-------- MATERIAL PROVIDED

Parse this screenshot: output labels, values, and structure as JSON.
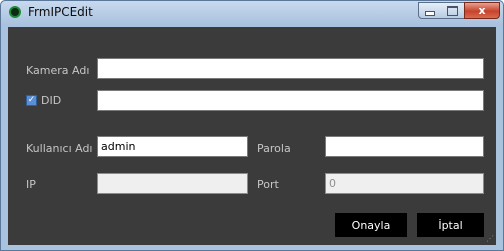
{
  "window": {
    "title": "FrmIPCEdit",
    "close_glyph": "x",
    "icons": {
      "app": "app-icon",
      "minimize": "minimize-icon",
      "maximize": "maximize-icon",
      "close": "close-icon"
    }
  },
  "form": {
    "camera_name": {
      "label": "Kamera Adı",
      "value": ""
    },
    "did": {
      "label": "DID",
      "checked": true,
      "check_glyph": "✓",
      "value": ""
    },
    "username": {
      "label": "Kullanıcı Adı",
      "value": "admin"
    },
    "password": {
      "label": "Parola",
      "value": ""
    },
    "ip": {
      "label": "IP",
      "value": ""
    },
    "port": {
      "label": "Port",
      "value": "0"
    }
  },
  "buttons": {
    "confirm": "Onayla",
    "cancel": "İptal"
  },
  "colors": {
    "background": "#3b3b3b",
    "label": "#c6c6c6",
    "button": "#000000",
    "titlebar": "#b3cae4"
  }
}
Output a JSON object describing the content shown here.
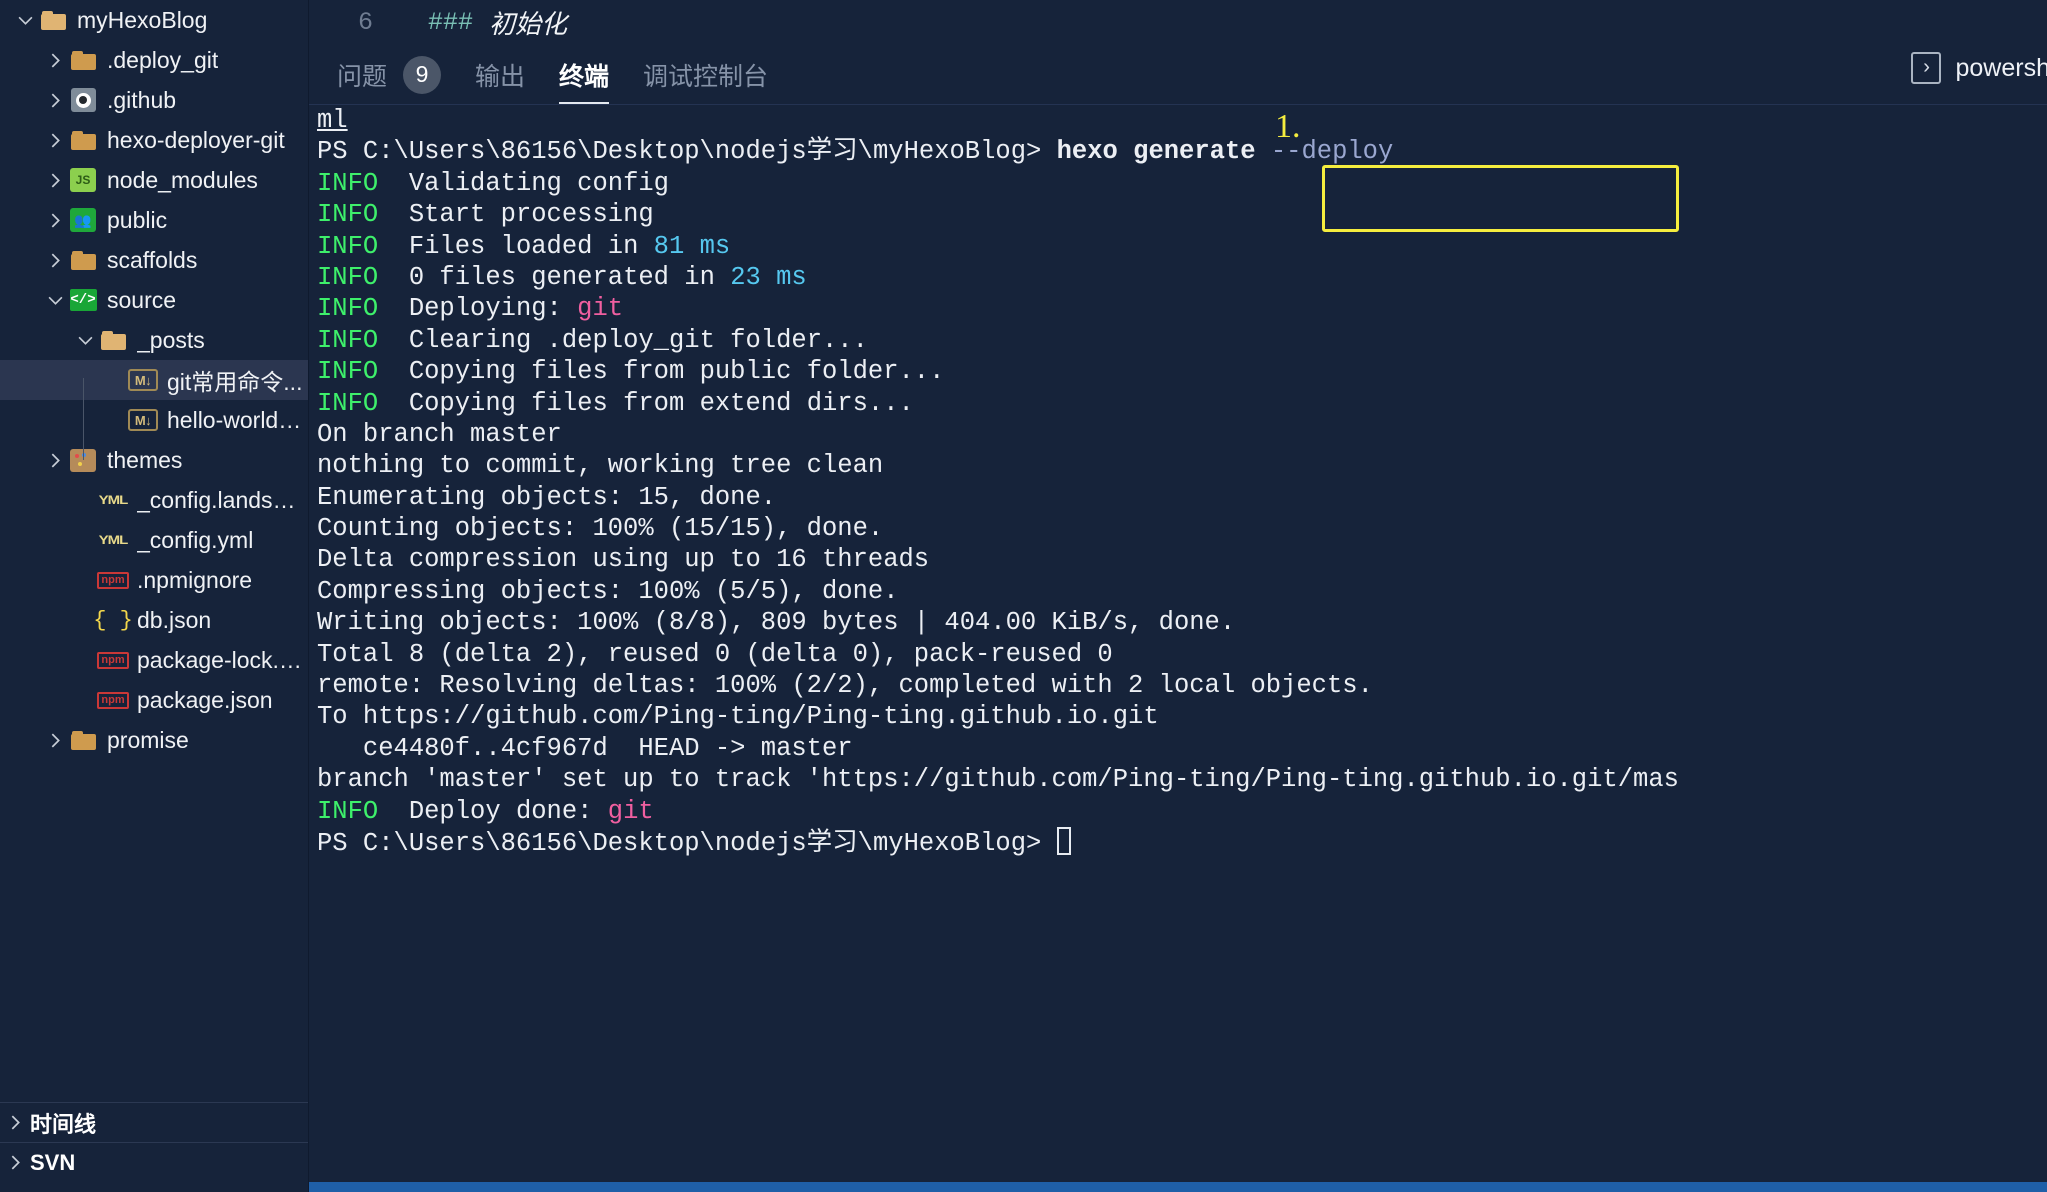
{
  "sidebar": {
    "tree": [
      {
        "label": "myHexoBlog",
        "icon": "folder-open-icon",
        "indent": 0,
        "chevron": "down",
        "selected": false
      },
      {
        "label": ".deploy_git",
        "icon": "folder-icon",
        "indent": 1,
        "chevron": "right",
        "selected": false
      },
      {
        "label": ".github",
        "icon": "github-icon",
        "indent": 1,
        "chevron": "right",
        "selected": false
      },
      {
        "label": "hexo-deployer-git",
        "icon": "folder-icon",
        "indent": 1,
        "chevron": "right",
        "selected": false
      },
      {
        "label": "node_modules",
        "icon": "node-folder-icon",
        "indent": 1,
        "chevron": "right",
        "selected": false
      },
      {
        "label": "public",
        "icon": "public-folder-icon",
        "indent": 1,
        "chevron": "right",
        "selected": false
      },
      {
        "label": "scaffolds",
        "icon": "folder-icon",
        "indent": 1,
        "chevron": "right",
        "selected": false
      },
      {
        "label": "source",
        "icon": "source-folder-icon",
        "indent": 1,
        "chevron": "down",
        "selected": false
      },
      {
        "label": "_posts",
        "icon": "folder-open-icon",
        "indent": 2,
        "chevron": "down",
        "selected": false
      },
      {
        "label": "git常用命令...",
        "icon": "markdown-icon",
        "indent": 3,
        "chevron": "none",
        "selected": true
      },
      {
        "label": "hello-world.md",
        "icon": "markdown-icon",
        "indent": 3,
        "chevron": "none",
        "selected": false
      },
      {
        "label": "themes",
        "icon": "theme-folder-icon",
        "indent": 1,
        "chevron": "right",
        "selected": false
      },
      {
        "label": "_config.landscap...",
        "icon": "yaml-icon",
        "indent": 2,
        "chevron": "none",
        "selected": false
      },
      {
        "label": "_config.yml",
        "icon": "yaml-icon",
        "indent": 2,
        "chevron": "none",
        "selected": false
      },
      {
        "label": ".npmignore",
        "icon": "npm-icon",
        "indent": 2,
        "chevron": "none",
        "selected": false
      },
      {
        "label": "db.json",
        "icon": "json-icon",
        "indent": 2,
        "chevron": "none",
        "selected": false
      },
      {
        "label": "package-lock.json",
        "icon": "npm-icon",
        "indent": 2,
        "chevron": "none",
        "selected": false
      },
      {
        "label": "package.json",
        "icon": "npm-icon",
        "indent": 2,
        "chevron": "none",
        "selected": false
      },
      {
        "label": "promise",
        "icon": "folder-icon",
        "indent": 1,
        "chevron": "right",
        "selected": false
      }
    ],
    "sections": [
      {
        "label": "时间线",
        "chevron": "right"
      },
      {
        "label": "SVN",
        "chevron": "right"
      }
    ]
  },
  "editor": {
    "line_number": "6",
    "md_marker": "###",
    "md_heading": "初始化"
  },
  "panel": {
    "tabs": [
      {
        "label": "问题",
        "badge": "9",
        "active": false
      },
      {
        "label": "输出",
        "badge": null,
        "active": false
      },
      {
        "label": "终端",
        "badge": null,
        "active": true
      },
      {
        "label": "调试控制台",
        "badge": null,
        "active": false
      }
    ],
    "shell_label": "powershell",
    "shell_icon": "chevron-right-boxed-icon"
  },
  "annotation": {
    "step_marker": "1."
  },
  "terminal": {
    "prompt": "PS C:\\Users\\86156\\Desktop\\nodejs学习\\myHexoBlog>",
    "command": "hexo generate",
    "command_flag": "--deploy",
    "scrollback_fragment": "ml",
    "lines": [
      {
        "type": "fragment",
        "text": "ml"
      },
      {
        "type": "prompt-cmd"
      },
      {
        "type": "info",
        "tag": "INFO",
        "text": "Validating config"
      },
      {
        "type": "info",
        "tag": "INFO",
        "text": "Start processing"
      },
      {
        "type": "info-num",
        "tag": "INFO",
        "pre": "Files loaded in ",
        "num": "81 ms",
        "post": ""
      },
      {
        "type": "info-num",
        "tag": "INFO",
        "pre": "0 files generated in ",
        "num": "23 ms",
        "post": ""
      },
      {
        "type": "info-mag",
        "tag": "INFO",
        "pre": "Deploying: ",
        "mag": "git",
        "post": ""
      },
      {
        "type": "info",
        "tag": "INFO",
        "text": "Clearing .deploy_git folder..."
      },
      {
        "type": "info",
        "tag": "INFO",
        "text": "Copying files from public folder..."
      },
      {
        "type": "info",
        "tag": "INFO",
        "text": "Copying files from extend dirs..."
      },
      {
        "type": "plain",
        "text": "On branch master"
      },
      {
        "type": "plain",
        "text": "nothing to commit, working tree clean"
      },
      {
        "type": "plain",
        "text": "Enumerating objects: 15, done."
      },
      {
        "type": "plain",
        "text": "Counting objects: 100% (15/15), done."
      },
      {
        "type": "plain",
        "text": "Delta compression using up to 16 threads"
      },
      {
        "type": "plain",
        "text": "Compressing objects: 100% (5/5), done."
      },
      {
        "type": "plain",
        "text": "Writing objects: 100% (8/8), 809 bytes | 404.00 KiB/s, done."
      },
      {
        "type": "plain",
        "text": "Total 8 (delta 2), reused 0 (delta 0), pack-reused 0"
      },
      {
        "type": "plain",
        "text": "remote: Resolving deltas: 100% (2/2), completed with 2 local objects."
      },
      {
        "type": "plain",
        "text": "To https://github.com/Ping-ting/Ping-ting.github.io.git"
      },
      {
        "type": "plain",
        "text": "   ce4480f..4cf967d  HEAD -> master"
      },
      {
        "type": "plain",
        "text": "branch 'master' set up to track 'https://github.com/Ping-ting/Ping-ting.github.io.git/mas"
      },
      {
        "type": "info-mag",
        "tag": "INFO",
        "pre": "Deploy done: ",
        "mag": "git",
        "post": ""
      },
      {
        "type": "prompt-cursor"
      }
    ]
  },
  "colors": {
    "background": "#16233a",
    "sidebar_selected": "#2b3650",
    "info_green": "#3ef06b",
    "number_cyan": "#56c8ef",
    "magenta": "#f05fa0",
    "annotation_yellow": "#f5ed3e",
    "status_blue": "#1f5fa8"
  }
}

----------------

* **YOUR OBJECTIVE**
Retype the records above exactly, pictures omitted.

* **ANSWER**
Parse this screenshot: output labels, values, and structure as JSON.
{
  "window": {
    "title": "FrmIPCEdit",
    "close_glyph": "x",
    "icons": {
      "app": "app-icon",
      "minimize": "minimize-icon",
      "maximize": "maximize-icon",
      "close": "close-icon"
    }
  },
  "form": {
    "camera_name": {
      "label": "Kamera Adı",
      "value": ""
    },
    "did": {
      "label": "DID",
      "checked": true,
      "check_glyph": "✓",
      "value": ""
    },
    "username": {
      "label": "Kullanıcı Adı",
      "value": "admin"
    },
    "password": {
      "label": "Parola",
      "value": ""
    },
    "ip": {
      "label": "IP",
      "value": ""
    },
    "port": {
      "label": "Port",
      "value": "0"
    }
  },
  "buttons": {
    "confirm": "Onayla",
    "cancel": "İptal"
  },
  "colors": {
    "background": "#3b3b3b",
    "label": "#c6c6c6",
    "button": "#000000",
    "titlebar": "#b3cae4"
  }
}
Output a JSON object describing the content shown here.
{
  "sidebar": {
    "tree": [
      {
        "label": "myHexoBlog",
        "icon": "folder-open-icon",
        "indent": 0,
        "chevron": "down",
        "selected": false
      },
      {
        "label": ".deploy_git",
        "icon": "folder-icon",
        "indent": 1,
        "chevron": "right",
        "selected": false
      },
      {
        "label": ".github",
        "icon": "github-icon",
        "indent": 1,
        "chevron": "right",
        "selected": false
      },
      {
        "label": "hexo-deployer-git",
        "icon": "folder-icon",
        "indent": 1,
        "chevron": "right",
        "selected": false
      },
      {
        "label": "node_modules",
        "icon": "node-folder-icon",
        "indent": 1,
        "chevron": "right",
        "selected": false
      },
      {
        "label": "public",
        "icon": "public-folder-icon",
        "indent": 1,
        "chevron": "right",
        "selected": false
      },
      {
        "label": "scaffolds",
        "icon": "folder-icon",
        "indent": 1,
        "chevron": "right",
        "selected": false
      },
      {
        "label": "source",
        "icon": "source-folder-icon",
        "indent": 1,
        "chevron": "down",
        "selected": false
      },
      {
        "label": "_posts",
        "icon": "folder-open-icon",
        "indent": 2,
        "chevron": "down",
        "selected": false
      },
      {
        "label": "git常用命令...",
        "icon": "markdown-icon",
        "indent": 3,
        "chevron": "none",
        "selected": true
      },
      {
        "label": "hello-world.md",
        "icon": "markdown-icon",
        "indent": 3,
        "chevron": "none",
        "selected": false
      },
      {
        "label": "themes",
        "icon": "theme-folder-icon",
        "indent": 1,
        "chevron": "right",
        "selected": false
      },
      {
        "label": "_config.landscap...",
        "icon": "yaml-icon",
        "indent": 2,
        "chevron": "none",
        "selected": false
      },
      {
        "label": "_config.yml",
        "icon": "yaml-icon",
        "indent": 2,
        "chevron": "none",
        "selected": false
      },
      {
        "label": ".npmignore",
        "icon": "npm-icon",
        "indent": 2,
        "chevron": "none",
        "selected": false
      },
      {
        "label": "db.json",
        "icon": "json-icon",
        "indent": 2,
        "chevron": "none",
        "selected": false
      },
      {
        "label": "package-lock.json",
        "icon": "npm-icon",
        "indent": 2,
        "chevron": "none",
        "selected": false
      },
      {
        "label": "package.json",
        "icon": "npm-icon",
        "indent": 2,
        "chevron": "none",
        "selected": false
      },
      {
        "label": "promise",
        "icon": "folder-icon",
        "indent": 1,
        "chevron": "right",
        "selected": false
      }
    ],
    "sections": [
      {
        "label": "时间线",
        "chevron": "right"
      },
      {
        "label": "SVN",
        "chevron": "right"
      }
    ]
  },
  "editor": {
    "line_number": "6",
    "md_marker": "###",
    "md_heading": "初始化"
  },
  "panel": {
    "tabs": [
      {
        "label": "问题",
        "badge": "9",
        "active": false
      },
      {
        "label": "输出",
        "badge": null,
        "active": false
      },
      {
        "label": "终端",
        "badge": null,
        "active": true
      },
      {
        "label": "调试控制台",
        "badge": null,
        "active": false
      }
    ],
    "shell_label": "powershell",
    "shell_icon": "chevron-right-boxed-icon"
  },
  "annotation": {
    "step_marker": "1."
  },
  "terminal": {
    "prompt": "PS C:\\Users\\86156\\Desktop\\nodejs学习\\myHexoBlog>",
    "command": "hexo generate",
    "command_flag": "--deploy",
    "scrollback_fragment": "ml",
    "lines": [
      {
        "type": "fragment",
        "text": "ml"
      },
      {
        "type": "prompt-cmd"
      },
      {
        "type": "info",
        "tag": "INFO",
        "text": "Validating config"
      },
      {
        "type": "info",
        "tag": "INFO",
        "text": "Start processing"
      },
      {
        "type": "info-num",
        "tag": "INFO",
        "pre": "Files loaded in ",
        "num": "81 ms",
        "post": ""
      },
      {
        "type": "info-num",
        "tag": "INFO",
        "pre": "0 files generated in ",
        "num": "23 ms",
        "post": ""
      },
      {
        "type": "info-mag",
        "tag": "INFO",
        "pre": "Deploying: ",
        "mag": "git",
        "post": ""
      },
      {
        "type": "info",
        "tag": "INFO",
        "text": "Clearing .deploy_git folder..."
      },
      {
        "type": "info",
        "tag": "INFO",
        "text": "Copying files from public folder..."
      },
      {
        "type": "info",
        "tag": "INFO",
        "text": "Copying files from extend dirs..."
      },
      {
        "type": "plain",
        "text": "On branch master"
      },
      {
        "type": "plain",
        "text": "nothing to commit, working tree clean"
      },
      {
        "type": "plain",
        "text": "Enumerating objects: 15, done."
      },
      {
        "type": "plain",
        "text": "Counting objects: 100% (15/15), done."
      },
      {
        "type": "plain",
        "text": "Delta compression using up to 16 threads"
      },
      {
        "type": "plain",
        "text": "Compressing objects: 100% (5/5), done."
      },
      {
        "type": "plain",
        "text": "Writing objects: 100% (8/8), 809 bytes | 404.00 KiB/s, done."
      },
      {
        "type": "plain",
        "text": "Total 8 (delta 2), reused 0 (delta 0), pack-reused 0"
      },
      {
        "type": "plain",
        "text": "remote: Resolving deltas: 100% (2/2), completed with 2 local objects."
      },
      {
        "type": "plain",
        "text": "To https://github.com/Ping-ting/Ping-ting.github.io.git"
      },
      {
        "type": "plain",
        "text": "   ce4480f..4cf967d  HEAD -> master"
      },
      {
        "type": "plain",
        "text": "branch 'master' set up to track 'https://github.com/Ping-ting/Ping-ting.github.io.git/mas"
      },
      {
        "type": "info-mag",
        "tag": "INFO",
        "pre": "Deploy done: ",
        "mag": "git",
        "post": ""
      },
      {
        "type": "prompt-cursor"
      }
    ]
  },
  "colors": {
    "background": "#16233a",
    "sidebar_selected": "#2b3650",
    "info_green": "#3ef06b",
    "number_cyan": "#56c8ef",
    "magenta": "#f05fa0",
    "annotation_yellow": "#f5ed3e",
    "status_blue": "#1f5fa8"
  }
}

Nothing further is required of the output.